# Work task
What is needed is an exact printout of all the data.

──────── Material provided ────────

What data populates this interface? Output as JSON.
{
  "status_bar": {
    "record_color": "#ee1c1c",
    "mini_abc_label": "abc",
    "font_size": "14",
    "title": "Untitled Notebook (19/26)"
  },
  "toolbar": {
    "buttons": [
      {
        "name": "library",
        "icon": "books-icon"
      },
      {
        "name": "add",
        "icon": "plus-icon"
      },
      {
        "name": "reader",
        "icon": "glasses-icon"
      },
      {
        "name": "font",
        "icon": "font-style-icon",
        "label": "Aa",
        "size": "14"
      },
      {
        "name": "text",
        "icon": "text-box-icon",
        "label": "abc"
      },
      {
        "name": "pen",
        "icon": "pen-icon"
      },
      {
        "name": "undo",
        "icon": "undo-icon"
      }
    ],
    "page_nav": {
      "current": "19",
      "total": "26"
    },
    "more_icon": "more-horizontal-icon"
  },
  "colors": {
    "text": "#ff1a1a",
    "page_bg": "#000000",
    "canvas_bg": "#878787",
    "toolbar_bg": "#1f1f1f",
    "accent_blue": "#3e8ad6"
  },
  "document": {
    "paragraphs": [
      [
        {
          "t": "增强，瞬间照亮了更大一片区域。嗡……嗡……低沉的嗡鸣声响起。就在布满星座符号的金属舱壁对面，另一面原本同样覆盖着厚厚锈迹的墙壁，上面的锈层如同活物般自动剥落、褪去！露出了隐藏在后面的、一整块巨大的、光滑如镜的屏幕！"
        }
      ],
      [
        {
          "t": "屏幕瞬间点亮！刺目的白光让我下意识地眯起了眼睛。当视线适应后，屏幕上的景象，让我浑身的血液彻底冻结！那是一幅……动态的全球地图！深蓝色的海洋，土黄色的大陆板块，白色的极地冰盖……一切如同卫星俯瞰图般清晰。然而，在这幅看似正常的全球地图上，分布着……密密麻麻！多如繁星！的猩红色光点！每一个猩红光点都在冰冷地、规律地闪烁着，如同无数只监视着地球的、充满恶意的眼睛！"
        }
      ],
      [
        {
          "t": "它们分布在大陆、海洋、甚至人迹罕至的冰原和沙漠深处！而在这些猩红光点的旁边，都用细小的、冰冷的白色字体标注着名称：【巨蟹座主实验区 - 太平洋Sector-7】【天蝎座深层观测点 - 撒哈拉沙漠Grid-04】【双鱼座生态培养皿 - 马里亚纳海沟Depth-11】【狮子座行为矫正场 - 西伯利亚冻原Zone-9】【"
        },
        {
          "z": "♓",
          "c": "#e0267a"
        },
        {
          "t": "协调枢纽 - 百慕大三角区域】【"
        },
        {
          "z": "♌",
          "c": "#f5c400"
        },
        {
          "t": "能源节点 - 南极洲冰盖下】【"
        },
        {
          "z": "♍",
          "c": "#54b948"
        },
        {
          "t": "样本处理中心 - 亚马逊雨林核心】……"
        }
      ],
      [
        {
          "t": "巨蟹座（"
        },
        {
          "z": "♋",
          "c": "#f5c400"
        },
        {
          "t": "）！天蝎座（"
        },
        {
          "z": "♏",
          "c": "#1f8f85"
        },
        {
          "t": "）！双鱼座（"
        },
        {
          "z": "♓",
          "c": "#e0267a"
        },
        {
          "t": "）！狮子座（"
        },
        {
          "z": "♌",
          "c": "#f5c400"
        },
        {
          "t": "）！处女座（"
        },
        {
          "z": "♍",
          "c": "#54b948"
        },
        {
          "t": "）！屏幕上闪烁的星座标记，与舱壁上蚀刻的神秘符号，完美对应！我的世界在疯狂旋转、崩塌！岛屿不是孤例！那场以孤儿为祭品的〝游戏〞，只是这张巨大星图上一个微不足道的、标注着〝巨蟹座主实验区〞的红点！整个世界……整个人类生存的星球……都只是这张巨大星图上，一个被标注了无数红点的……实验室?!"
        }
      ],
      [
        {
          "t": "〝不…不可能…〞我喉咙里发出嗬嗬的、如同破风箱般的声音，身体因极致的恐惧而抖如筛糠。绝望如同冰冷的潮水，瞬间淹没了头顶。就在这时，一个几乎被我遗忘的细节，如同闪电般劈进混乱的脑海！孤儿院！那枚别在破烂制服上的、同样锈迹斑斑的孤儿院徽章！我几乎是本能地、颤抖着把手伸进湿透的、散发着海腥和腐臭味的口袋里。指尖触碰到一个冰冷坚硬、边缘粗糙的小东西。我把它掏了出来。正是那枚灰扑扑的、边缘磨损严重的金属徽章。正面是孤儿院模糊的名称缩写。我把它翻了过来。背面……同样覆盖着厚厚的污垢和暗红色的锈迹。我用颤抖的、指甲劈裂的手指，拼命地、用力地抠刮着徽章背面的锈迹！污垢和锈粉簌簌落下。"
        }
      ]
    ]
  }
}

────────

# Result for this task
What data populates this interface? Output as JSON.
{
  "status_bar": {
    "record_color": "#ee1c1c",
    "mini_abc_label": "abc",
    "font_size": "14",
    "title": "Untitled Notebook (19/26)"
  },
  "toolbar": {
    "buttons": [
      {
        "name": "library",
        "icon": "books-icon"
      },
      {
        "name": "add",
        "icon": "plus-icon"
      },
      {
        "name": "reader",
        "icon": "glasses-icon"
      },
      {
        "name": "font",
        "icon": "font-style-icon",
        "label": "Aa",
        "size": "14"
      },
      {
        "name": "text",
        "icon": "text-box-icon",
        "label": "abc"
      },
      {
        "name": "pen",
        "icon": "pen-icon"
      },
      {
        "name": "undo",
        "icon": "undo-icon"
      }
    ],
    "page_nav": {
      "current": "19",
      "total": "26"
    },
    "more_icon": "more-horizontal-icon"
  },
  "colors": {
    "text": "#ff1a1a",
    "page_bg": "#000000",
    "canvas_bg": "#878787",
    "toolbar_bg": "#1f1f1f",
    "accent_blue": "#3e8ad6"
  },
  "document": {
    "paragraphs": [
      [
        {
          "t": "增强，瞬间照亮了更大一片区域。嗡……嗡……低沉的嗡鸣声响起。就在布满星座符号的金属舱壁对面，另一面原本同样覆盖着厚厚锈迹的墙壁，上面的锈层如同活物般自动剥落、褪去！露出了隐藏在后面的、一整块巨大的、光滑如镜的屏幕！"
        }
      ],
      [
        {
          "t": "屏幕瞬间点亮！刺目的白光让我下意识地眯起了眼睛。当视线适应后，屏幕上的景象，让我浑身的血液彻底冻结！那是一幅……动态的全球地图！深蓝色的海洋，土黄色的大陆板块，白色的极地冰盖……一切如同卫星俯瞰图般清晰。然而，在这幅看似正常的全球地图上，分布着……密密麻麻！多如繁星！的猩红色光点！每一个猩红光点都在冰冷地、规律地闪烁着，如同无数只监视着地球的、充满恶意的眼睛！"
        }
      ],
      [
        {
          "t": "它们分布在大陆、海洋、甚至人迹罕至的冰原和沙漠深处！而在这些猩红光点的旁边，都用细小的、冰冷的白色字体标注着名称：【巨蟹座主实验区 - 太平洋Sector-7】【天蝎座深层观测点 - 撒哈拉沙漠Grid-04】【双鱼座生态培养皿 - 马里亚纳海沟Depth-11】【狮子座行为矫正场 - 西伯利亚冻原Zone-9】【"
        },
        {
          "z": "♓",
          "c": "#e0267a"
        },
        {
          "t": "协调枢纽 - 百慕大三角区域】【"
        },
        {
          "z": "♌",
          "c": "#f5c400"
        },
        {
          "t": "能源节点 - 南极洲冰盖下】【"
        },
        {
          "z": "♍",
          "c": "#54b948"
        },
        {
          "t": "样本处理中心 - 亚马逊雨林核心】……"
        }
      ],
      [
        {
          "t": "巨蟹座（"
        },
        {
          "z": "♋",
          "c": "#f5c400"
        },
        {
          "t": "）！天蝎座（"
        },
        {
          "z": "♏",
          "c": "#1f8f85"
        },
        {
          "t": "）！双鱼座（"
        },
        {
          "z": "♓",
          "c": "#e0267a"
        },
        {
          "t": "）！狮子座（"
        },
        {
          "z": "♌",
          "c": "#f5c400"
        },
        {
          "t": "）！处女座（"
        },
        {
          "z": "♍",
          "c": "#54b948"
        },
        {
          "t": "）！屏幕上闪烁的星座标记，与舱壁上蚀刻的神秘符号，完美对应！我的世界在疯狂旋转、崩塌！岛屿不是孤例！那场以孤儿为祭品的〝游戏〞，只是这张巨大星图上一个微不足道的、标注着〝巨蟹座主实验区〞的红点！整个世界……整个人类生存的星球……都只是这张巨大星图上，一个被标注了无数红点的……实验室?!"
        }
      ],
      [
        {
          "t": "〝不…不可能…〞我喉咙里发出嗬嗬的、如同破风箱般的声音，身体因极致的恐惧而抖如筛糠。绝望如同冰冷的潮水，瞬间淹没了头顶。就在这时，一个几乎被我遗忘的细节，如同闪电般劈进混乱的脑海！孤儿院！那枚别在破烂制服上的、同样锈迹斑斑的孤儿院徽章！我几乎是本能地、颤抖着把手伸进湿透的、散发着海腥和腐臭味的口袋里。指尖触碰到一个冰冷坚硬、边缘粗糙的小东西。我把它掏了出来。正是那枚灰扑扑的、边缘磨损严重的金属徽章。正面是孤儿院模糊的名称缩写。我把它翻了过来。背面……同样覆盖着厚厚的污垢和暗红色的锈迹。我用颤抖的、指甲劈裂的手指，拼命地、用力地抠刮着徽章背面的锈迹！污垢和锈粉簌簌落下。"
        }
      ]
    ]
  }
}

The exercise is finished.